Content starts

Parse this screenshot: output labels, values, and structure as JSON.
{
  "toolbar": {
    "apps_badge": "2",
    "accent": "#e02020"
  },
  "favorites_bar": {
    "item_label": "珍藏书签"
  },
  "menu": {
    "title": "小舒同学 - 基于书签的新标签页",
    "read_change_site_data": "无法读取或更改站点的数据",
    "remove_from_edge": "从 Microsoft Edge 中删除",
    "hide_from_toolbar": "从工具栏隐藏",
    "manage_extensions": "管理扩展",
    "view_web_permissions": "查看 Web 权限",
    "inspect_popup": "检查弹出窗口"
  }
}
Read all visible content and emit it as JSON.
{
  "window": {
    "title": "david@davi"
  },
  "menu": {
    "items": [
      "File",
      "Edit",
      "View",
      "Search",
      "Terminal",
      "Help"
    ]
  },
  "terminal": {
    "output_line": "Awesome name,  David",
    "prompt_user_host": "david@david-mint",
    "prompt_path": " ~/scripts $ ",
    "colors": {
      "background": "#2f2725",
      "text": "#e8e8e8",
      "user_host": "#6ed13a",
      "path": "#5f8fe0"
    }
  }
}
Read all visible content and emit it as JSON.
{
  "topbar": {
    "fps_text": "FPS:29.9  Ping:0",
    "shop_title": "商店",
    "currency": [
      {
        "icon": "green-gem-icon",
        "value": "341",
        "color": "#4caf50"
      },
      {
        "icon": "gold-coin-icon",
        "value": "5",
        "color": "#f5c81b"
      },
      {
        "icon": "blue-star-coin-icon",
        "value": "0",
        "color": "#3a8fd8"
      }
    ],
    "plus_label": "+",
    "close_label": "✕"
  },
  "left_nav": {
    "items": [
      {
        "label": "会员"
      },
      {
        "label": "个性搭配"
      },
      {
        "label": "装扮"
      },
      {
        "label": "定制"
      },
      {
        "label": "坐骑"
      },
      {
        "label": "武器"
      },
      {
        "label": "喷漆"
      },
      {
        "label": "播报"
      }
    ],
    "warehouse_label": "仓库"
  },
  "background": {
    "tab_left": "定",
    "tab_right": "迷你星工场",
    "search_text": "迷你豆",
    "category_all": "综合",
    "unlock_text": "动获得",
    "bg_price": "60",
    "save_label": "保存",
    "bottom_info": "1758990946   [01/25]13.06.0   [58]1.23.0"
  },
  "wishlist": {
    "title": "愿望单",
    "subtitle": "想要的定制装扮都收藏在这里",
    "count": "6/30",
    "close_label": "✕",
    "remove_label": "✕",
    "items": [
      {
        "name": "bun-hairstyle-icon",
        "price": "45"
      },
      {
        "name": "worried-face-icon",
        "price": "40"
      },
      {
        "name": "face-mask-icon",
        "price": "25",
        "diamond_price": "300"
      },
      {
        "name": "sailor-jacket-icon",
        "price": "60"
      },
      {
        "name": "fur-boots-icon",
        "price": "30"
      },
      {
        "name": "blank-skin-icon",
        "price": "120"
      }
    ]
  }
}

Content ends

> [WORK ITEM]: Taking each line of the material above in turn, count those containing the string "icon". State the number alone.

> [COMPLETED EXERCISE]: 9